What you should do
Give the entries again exactly, every one of them.

[Opening Records to use section]

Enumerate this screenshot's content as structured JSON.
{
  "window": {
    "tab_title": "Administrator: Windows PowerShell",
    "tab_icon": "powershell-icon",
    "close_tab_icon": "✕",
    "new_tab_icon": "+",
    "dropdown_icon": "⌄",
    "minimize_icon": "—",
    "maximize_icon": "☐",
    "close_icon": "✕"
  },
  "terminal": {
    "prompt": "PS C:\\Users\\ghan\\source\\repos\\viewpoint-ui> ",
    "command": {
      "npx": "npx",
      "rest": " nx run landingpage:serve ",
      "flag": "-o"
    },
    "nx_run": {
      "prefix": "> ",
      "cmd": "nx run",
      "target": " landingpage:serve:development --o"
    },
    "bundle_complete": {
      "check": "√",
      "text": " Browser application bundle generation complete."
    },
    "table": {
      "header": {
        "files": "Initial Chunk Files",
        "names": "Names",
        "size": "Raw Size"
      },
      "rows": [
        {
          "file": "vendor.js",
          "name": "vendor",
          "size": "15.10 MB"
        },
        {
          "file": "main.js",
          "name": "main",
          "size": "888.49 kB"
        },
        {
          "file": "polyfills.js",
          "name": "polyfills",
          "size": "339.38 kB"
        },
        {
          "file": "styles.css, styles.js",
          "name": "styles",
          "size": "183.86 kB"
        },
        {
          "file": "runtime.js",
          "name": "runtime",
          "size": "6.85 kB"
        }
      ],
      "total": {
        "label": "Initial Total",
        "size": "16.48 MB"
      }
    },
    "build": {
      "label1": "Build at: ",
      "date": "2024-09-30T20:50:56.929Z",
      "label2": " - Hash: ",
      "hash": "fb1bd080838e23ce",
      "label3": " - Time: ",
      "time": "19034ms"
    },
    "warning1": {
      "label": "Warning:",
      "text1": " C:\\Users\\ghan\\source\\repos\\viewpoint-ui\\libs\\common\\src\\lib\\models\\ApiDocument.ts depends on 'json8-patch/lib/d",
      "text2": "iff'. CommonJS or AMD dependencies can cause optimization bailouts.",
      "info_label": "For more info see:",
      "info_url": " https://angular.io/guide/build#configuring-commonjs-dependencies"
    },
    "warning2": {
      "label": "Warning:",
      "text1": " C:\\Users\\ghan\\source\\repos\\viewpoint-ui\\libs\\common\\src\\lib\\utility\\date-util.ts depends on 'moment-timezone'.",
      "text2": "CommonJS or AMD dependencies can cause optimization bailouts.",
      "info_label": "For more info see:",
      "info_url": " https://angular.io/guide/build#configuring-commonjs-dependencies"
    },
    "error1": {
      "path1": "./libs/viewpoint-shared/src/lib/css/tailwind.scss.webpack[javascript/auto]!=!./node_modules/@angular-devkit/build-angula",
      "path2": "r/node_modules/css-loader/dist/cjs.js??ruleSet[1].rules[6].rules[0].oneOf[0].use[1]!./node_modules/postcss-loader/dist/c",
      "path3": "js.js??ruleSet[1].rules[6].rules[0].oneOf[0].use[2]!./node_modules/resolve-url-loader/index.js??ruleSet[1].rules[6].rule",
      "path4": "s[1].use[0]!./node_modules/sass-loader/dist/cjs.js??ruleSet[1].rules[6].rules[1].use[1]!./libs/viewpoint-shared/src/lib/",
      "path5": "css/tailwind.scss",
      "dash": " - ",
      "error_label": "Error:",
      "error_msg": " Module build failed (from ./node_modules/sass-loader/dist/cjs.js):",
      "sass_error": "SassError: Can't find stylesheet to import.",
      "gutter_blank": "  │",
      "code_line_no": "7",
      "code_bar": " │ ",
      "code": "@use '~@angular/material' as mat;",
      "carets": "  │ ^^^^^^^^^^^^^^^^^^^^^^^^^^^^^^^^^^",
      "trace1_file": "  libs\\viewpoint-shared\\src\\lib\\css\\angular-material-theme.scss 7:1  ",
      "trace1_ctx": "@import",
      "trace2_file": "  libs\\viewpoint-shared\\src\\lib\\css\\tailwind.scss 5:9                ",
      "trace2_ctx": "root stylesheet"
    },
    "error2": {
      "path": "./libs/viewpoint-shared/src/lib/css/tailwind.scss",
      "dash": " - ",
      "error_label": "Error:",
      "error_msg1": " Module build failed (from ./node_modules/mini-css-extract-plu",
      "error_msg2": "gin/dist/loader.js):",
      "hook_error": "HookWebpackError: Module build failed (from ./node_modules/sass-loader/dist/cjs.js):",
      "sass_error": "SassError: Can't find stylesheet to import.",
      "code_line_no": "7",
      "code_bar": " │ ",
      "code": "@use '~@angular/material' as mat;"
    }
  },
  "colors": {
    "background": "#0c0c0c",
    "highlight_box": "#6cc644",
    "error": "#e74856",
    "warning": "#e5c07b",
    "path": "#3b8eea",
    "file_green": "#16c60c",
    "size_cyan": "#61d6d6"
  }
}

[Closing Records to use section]

Problem solution
Enumerate this screenshot's content as structured JSON.
{
  "window": {
    "tab_title": "Administrator: Windows PowerShell",
    "tab_icon": "powershell-icon",
    "close_tab_icon": "✕",
    "new_tab_icon": "+",
    "dropdown_icon": "⌄",
    "minimize_icon": "—",
    "maximize_icon": "☐",
    "close_icon": "✕"
  },
  "terminal": {
    "prompt": "PS C:\\Users\\ghan\\source\\repos\\viewpoint-ui> ",
    "command": {
      "npx": "npx",
      "rest": " nx run landingpage:serve ",
      "flag": "-o"
    },
    "nx_run": {
      "prefix": "> ",
      "cmd": "nx run",
      "target": " landingpage:serve:development --o"
    },
    "bundle_complete": {
      "check": "√",
      "text": " Browser application bundle generation complete."
    },
    "table": {
      "header": {
        "files": "Initial Chunk Files",
        "names": "Names",
        "size": "Raw Size"
      },
      "rows": [
        {
          "file": "vendor.js",
          "name": "vendor",
          "size": "15.10 MB"
        },
        {
          "file": "main.js",
          "name": "main",
          "size": "888.49 kB"
        },
        {
          "file": "polyfills.js",
          "name": "polyfills",
          "size": "339.38 kB"
        },
        {
          "file": "styles.css, styles.js",
          "name": "styles",
          "size": "183.86 kB"
        },
        {
          "file": "runtime.js",
          "name": "runtime",
          "size": "6.85 kB"
        }
      ],
      "total": {
        "label": "Initial Total",
        "size": "16.48 MB"
      }
    },
    "build": {
      "label1": "Build at: ",
      "date": "2024-09-30T20:50:56.929Z",
      "label2": " - Hash: ",
      "hash": "fb1bd080838e23ce",
      "label3": " - Time: ",
      "time": "19034ms"
    },
    "warning1": {
      "label": "Warning:",
      "text1": " C:\\Users\\ghan\\source\\repos\\viewpoint-ui\\libs\\common\\src\\lib\\models\\ApiDocument.ts depends on 'json8-patch/lib/d",
      "text2": "iff'. CommonJS or AMD dependencies can cause optimization bailouts.",
      "info_label": "For more info see:",
      "info_url": " https://angular.io/guide/build#configuring-commonjs-dependencies"
    },
    "warning2": {
      "label": "Warning:",
      "text1": " C:\\Users\\ghan\\source\\repos\\viewpoint-ui\\libs\\common\\src\\lib\\utility\\date-util.ts depends on 'moment-timezone'.",
      "text2": "CommonJS or AMD dependencies can cause optimization bailouts.",
      "info_label": "For more info see:",
      "info_url": " https://angular.io/guide/build#configuring-commonjs-dependencies"
    },
    "error1": {
      "path1": "./libs/viewpoint-shared/src/lib/css/tailwind.scss.webpack[javascript/auto]!=!./node_modules/@angular-devkit/build-angula",
      "path2": "r/node_modules/css-loader/dist/cjs.js??ruleSet[1].rules[6].rules[0].oneOf[0].use[1]!./node_modules/postcss-loader/dist/c",
      "path3": "js.js??ruleSet[1].rules[6].rules[0].oneOf[0].use[2]!./node_modules/resolve-url-loader/index.js??ruleSet[1].rules[6].rule",
      "path4": "s[1].use[0]!./node_modules/sass-loader/dist/cjs.js??ruleSet[1].rules[6].rules[1].use[1]!./libs/viewpoint-shared/src/lib/",
      "path5": "css/tailwind.scss",
      "dash": " - ",
      "error_label": "Error:",
      "error_msg": " Module build failed (from ./node_modules/sass-loader/dist/cjs.js):",
      "sass_error": "SassError: Can't find stylesheet to import.",
      "gutter_blank": "  │",
      "code_line_no": "7",
      "code_bar": " │ ",
      "code": "@use '~@angular/material' as mat;",
      "carets": "  │ ^^^^^^^^^^^^^^^^^^^^^^^^^^^^^^^^^^",
      "trace1_file": "  libs\\viewpoint-shared\\src\\lib\\css\\angular-material-theme.scss 7:1  ",
      "trace1_ctx": "@import",
      "trace2_file": "  libs\\viewpoint-shared\\src\\lib\\css\\tailwind.scss 5:9                ",
      "trace2_ctx": "root stylesheet"
    },
    "error2": {
      "path": "./libs/viewpoint-shared/src/lib/css/tailwind.scss",
      "dash": " - ",
      "error_label": "Error:",
      "error_msg1": " Module build failed (from ./node_modules/mini-css-extract-plu",
      "error_msg2": "gin/dist/loader.js):",
      "hook_error": "HookWebpackError: Module build failed (from ./node_modules/sass-loader/dist/cjs.js):",
      "sass_error": "SassError: Can't find stylesheet to import.",
      "code_line_no": "7",
      "code_bar": " │ ",
      "code": "@use '~@angular/material' as mat;"
    }
  },
  "colors": {
    "background": "#0c0c0c",
    "highlight_box": "#6cc644",
    "error": "#e74856",
    "warning": "#e5c07b",
    "path": "#3b8eea",
    "file_green": "#16c60c",
    "size_cyan": "#61d6d6"
  }
}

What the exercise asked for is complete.